[Component data from apps and pages]
+===+
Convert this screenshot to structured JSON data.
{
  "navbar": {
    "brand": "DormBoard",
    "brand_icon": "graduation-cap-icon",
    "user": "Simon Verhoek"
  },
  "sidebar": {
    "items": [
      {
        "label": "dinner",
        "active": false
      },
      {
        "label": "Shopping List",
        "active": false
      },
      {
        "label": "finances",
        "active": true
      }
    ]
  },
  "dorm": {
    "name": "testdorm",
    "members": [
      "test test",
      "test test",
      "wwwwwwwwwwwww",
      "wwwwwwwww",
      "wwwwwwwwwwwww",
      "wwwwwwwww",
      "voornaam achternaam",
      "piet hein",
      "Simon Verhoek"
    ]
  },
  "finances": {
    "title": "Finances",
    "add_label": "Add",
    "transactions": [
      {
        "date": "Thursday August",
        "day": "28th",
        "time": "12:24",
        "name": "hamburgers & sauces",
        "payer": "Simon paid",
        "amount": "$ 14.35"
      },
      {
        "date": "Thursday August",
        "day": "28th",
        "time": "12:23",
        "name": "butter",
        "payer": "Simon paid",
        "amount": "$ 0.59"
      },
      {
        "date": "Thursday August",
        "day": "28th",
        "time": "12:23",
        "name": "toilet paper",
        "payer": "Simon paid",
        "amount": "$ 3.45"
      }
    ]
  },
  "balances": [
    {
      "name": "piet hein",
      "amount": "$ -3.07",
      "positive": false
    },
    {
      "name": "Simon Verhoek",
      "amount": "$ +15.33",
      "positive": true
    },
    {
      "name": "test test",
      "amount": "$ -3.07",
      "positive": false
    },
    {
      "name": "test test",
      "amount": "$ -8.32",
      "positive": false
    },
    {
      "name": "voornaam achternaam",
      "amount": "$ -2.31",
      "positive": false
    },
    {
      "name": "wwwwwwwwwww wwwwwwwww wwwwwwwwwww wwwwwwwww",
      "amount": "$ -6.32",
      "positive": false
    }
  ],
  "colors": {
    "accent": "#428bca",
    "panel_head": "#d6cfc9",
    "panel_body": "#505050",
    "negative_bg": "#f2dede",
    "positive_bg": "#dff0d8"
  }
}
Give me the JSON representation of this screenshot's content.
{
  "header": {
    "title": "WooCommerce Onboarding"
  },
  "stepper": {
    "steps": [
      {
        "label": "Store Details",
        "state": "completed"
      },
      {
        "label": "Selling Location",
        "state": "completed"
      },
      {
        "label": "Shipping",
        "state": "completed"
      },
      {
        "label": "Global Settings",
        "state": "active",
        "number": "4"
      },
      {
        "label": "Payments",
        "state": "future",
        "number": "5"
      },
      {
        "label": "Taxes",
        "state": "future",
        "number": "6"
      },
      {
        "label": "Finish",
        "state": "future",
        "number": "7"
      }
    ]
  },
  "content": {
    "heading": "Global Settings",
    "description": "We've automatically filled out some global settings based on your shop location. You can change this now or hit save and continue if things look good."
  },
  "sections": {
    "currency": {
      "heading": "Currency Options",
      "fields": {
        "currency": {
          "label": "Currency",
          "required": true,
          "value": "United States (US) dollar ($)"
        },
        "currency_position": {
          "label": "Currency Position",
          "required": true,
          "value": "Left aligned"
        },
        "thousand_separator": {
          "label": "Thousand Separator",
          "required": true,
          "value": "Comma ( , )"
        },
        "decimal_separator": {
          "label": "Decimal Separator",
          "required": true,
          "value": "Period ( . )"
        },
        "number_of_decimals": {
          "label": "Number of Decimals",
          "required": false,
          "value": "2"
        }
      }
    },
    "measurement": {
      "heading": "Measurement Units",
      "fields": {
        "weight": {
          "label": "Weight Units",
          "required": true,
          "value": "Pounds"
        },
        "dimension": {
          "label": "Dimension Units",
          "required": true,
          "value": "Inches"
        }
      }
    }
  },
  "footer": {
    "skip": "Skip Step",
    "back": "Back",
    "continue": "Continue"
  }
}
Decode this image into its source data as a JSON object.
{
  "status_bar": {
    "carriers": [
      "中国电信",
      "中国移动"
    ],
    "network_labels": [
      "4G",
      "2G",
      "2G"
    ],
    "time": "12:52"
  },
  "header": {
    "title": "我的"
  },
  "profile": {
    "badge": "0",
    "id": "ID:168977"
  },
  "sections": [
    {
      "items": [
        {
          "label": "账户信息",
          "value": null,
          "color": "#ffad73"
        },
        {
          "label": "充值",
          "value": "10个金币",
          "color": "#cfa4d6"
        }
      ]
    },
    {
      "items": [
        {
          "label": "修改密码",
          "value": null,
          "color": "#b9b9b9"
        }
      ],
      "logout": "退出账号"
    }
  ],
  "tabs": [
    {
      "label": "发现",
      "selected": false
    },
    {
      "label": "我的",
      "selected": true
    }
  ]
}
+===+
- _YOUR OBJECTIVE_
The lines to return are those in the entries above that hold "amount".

- _EXERCISE RESULT_
        "amount": "$ 14.35"
        "amount": "$ 0.59"
        "amount": "$ 3.45"
      "amount": "$ -3.07",
      "amount": "$ +15.33",
      "amount": "$ -3.07",
      "amount": "$ -8.32",
      "amount": "$ -2.31",
      "amount": "$ -6.32",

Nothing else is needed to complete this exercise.